Five handprints and 5 footprints appear to have been carefully placed most likely by 2 kids evaluating by the size of the traces. The prints were not left during typical walking and appear to have actually been intentionally positioned. The kid making the footprints was probably around 7 years old and the other, who made the handprints, a little older, at 12 years in age..
Were the children casually playing in the mud while other members of the group took the waters at the hot spring? We do not know, however the group argues that they left a masterpiece. Prehistoric graffiti if you choose.
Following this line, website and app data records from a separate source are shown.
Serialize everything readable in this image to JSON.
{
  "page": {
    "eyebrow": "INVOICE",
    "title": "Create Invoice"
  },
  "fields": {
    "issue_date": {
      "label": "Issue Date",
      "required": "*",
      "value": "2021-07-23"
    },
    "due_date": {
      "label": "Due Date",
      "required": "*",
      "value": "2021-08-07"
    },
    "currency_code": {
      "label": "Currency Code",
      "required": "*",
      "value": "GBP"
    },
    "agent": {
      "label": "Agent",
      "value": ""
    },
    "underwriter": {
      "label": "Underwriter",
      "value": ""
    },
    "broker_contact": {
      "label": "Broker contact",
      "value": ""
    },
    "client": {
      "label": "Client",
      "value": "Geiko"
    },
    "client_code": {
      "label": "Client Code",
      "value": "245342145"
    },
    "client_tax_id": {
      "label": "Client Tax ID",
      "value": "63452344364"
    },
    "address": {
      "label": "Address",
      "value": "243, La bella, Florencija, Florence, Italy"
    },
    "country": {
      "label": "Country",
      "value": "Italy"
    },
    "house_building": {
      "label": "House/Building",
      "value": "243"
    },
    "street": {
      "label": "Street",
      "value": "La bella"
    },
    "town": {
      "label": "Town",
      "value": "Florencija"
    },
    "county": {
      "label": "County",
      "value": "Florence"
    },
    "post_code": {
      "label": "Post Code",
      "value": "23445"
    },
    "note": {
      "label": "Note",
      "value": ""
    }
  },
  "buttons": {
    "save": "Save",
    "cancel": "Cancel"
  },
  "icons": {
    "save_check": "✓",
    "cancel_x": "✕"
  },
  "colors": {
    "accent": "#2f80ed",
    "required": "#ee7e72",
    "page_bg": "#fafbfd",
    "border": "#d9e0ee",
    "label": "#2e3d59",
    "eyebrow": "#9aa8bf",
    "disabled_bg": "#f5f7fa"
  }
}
The group dated the travertine using a radiometric technique based on the decay of uranium found in the limestone. The age is surprising with the deposit dating to between ~ 169,000 and 226,000 years back. This dates from the middle Pleistocene (mid Ice Age) and provides proof for the earliest human profession found to date on the Tibetan Plateau. This is quite unbelievable when you consider the high altitude included, Quasang has an elevation of over 4200 meters and would have been cold even throughout an interglacial period. The age likewise makes this the earliest example of parietal art worldwide..
Where the children members of our own species, Homo sapiens, or members of another extinct hominin? We do not understand but potentially they may have been an enigmatic group of archaic hominins described as the Denisovans, offered other current skeletal finds on the Plateau..
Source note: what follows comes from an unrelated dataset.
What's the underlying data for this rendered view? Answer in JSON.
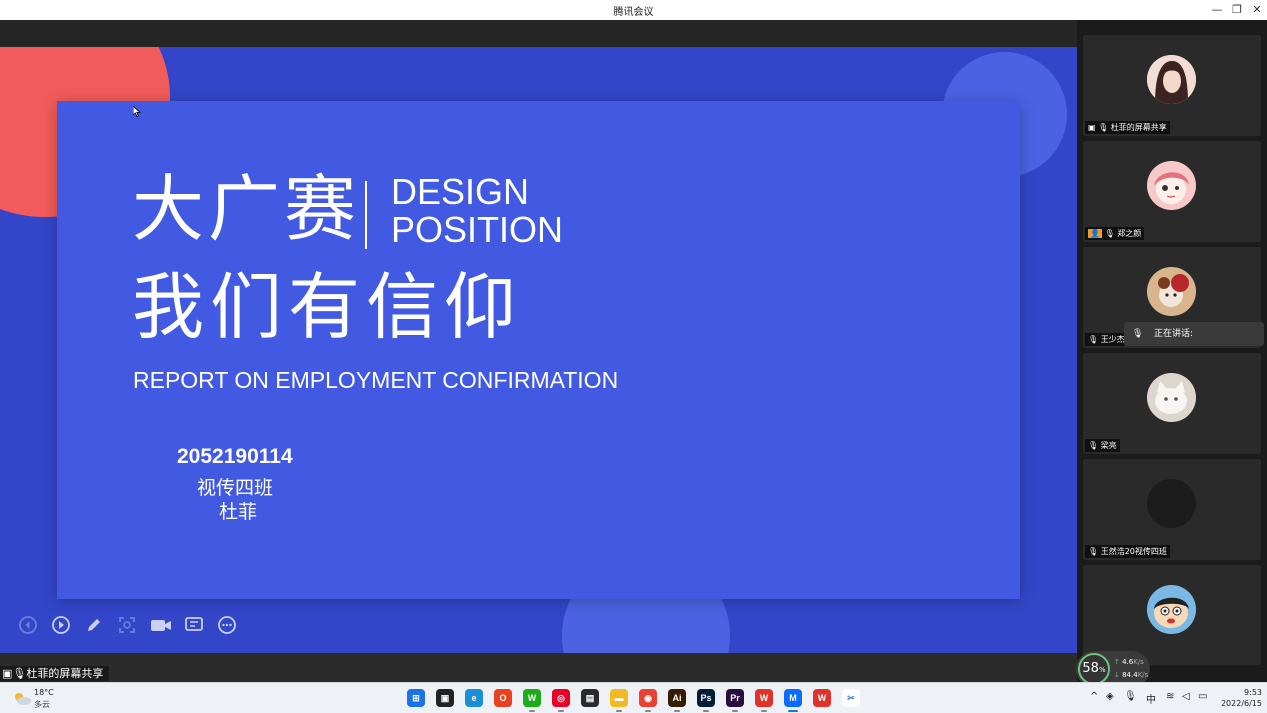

Should we consider this as art? Well, that depends upon ones meaning, however the marks were deliberately made, and have a clear structure. Whatever these modest traces represent, they plainly evoke images of children at high elevations, delighting in a spot of innovative play.
Recommendation: “Earliest parietal art: Hominin hand and foot traces from the middle Pleistocene of Tibet” by David D. Zhang, Matthew R. Bennett, Hai Cheng, Leibin Wang, Haiwei Zhang, Sally C. Reynolds, Shengda Zhang, Xiaoqing Wang, Teng Li, Tommy Urban, Qing Pei, Zhifeng Wu, Pu Zhang, Chunru Liu, Yafeng Wang, Cong Wang, Dongju Zhang and R. Lawrence Edwards, 10 September 2021, Science Bulletin.DOI: 10.1016/ j.scib.2021.09.001.
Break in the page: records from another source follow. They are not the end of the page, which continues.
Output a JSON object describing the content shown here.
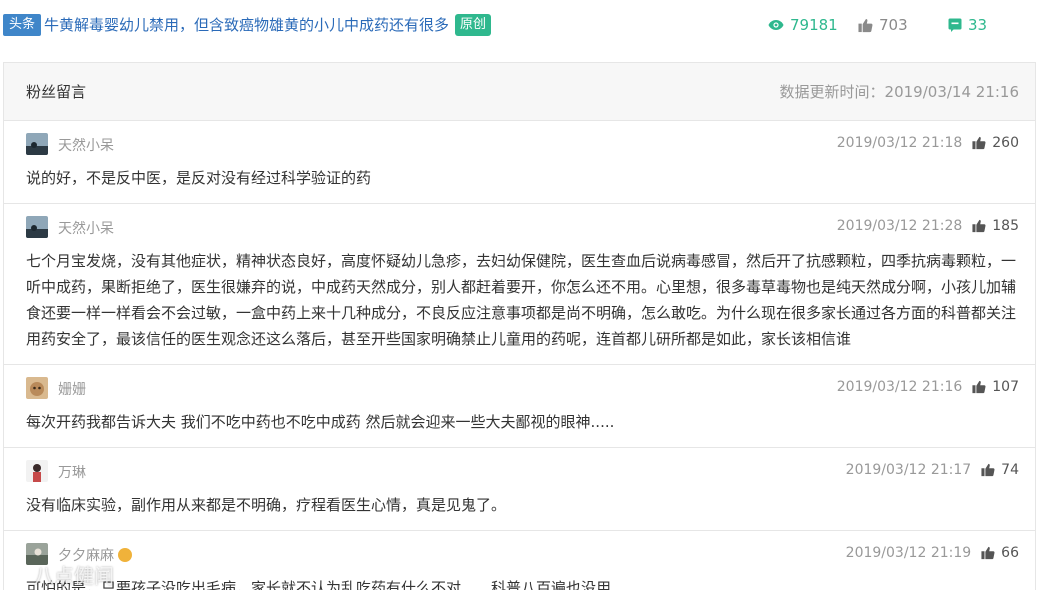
{
  "header": {
    "source_tag": "头条",
    "title": "牛黄解毒婴幼儿禁用，但含致癌物雄黄的小儿中成药还有很多",
    "original_tag": "原创",
    "views": "79181",
    "likes": "703",
    "comments": "33"
  },
  "panel": {
    "title": "粉丝留言",
    "updated": "数据更新时间：2019/03/14 21:16"
  },
  "comments": [
    {
      "name": "天然小呆",
      "time": "2019/03/12 21:18",
      "likes": "260",
      "text": "说的好，不是反中医，是反对没有经过科学验证的药"
    },
    {
      "name": "天然小呆",
      "time": "2019/03/12 21:28",
      "likes": "185",
      "text": "七个月宝发烧，没有其他症状，精神状态良好，高度怀疑幼儿急疹，去妇幼保健院，医生查血后说病毒感冒，然后开了抗感颗粒，四季抗病毒颗粒，一听中成药，果断拒绝了，医生很嫌弃的说，中成药天然成分，别人都赶着要开，你怎么还不用。心里想，很多毒草毒物也是纯天然成分啊，小孩儿加辅食还要一样一样看会不会过敏，一盒中药上来十几种成分，不良反应注意事项都是尚不明确，怎么敢吃。为什么现在很多家长通过各方面的科普都关注用药安全了，最该信任的医生观念还这么落后，甚至开些国家明确禁止儿童用的药呢，连首都儿研所都是如此，家长该相信谁"
    },
    {
      "name": "姗姗",
      "time": "2019/03/12 21:16",
      "likes": "107",
      "text": "每次开药我都告诉大夫 我们不吃中药也不吃中成药 然后就会迎来一些大夫鄙视的眼神....."
    },
    {
      "name": "万琳",
      "time": "2019/03/12 21:17",
      "likes": "74",
      "text": "没有临床实验，副作用从来都是不明确，疗程看医生心情，真是见鬼了。"
    },
    {
      "name": "夕夕麻麻",
      "time": "2019/03/12 21:19",
      "likes": "66",
      "text": "可怕的是，只要孩子没吃出毛病，家长就不认为乱吃药有什么不对……科普八百遍也没用"
    }
  ],
  "watermark": "八点健闻",
  "colors": {
    "accent_green": "#2fb88e",
    "link_blue": "#2a6ab8",
    "tag_blue": "#3f86c9"
  },
  "icons": {
    "views": "eye-icon",
    "likes": "thumbs-up-icon",
    "comments": "comment-icon"
  }
}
Hand shapes are typically discovered in ancient caverns, usually the hand is used as a stencil with pigment spread out around the edge of the hand. We call this type of art parietal art, stable art if you choose, given that you cant take the cave wall with you when you move on, unlike an ornament.
At Quesang high on the Tibetan Plateau the team lead by Professor David Zhang (Guangzhou University) found hand and footprints maintained in travertine from a hot spring. We do not know, but the team argues that they left a work of art. Should we consider this as art?
In new research, a worldwide group describe ancient hand and footprints made deliberately which they argue represent art. Credit: Gabriel Ugueto
Fossilized footprints, and more seldom, handprints, can be found around the world left as individuals tackled their daily company, preserved by freak acts of geological conservation. In new research, an international group describe ancient hand and footprints made intentionally which they argue represent art.
Hand shapes are typically discovered in ancient caves, generally the hand is used as a stencil with pigment spread out around the edge of the hand. The caverns at Sulawesi (Indonesia) or at El Castillo (Spain) have some fine examples and are the earliest understood to date. We call this type of art parietal art, stable art if you prefer, given that you cant take the cave wall with you when you carry on, unlike an ornament.
At Quesang high up on the Tibetan Plateau the team lead by Professor David Zhang (Guangzhou University) discovered hand and footprints maintained in travertine from a warm spring. Travertine is freshwater limestone, often used as restroom tiles, and in this case transferred from warm water fed by geothermal heat. The limescale that builds up in your kettle offers an analogy for this. When soft the travertine takes an impression, but then solidifies to rock.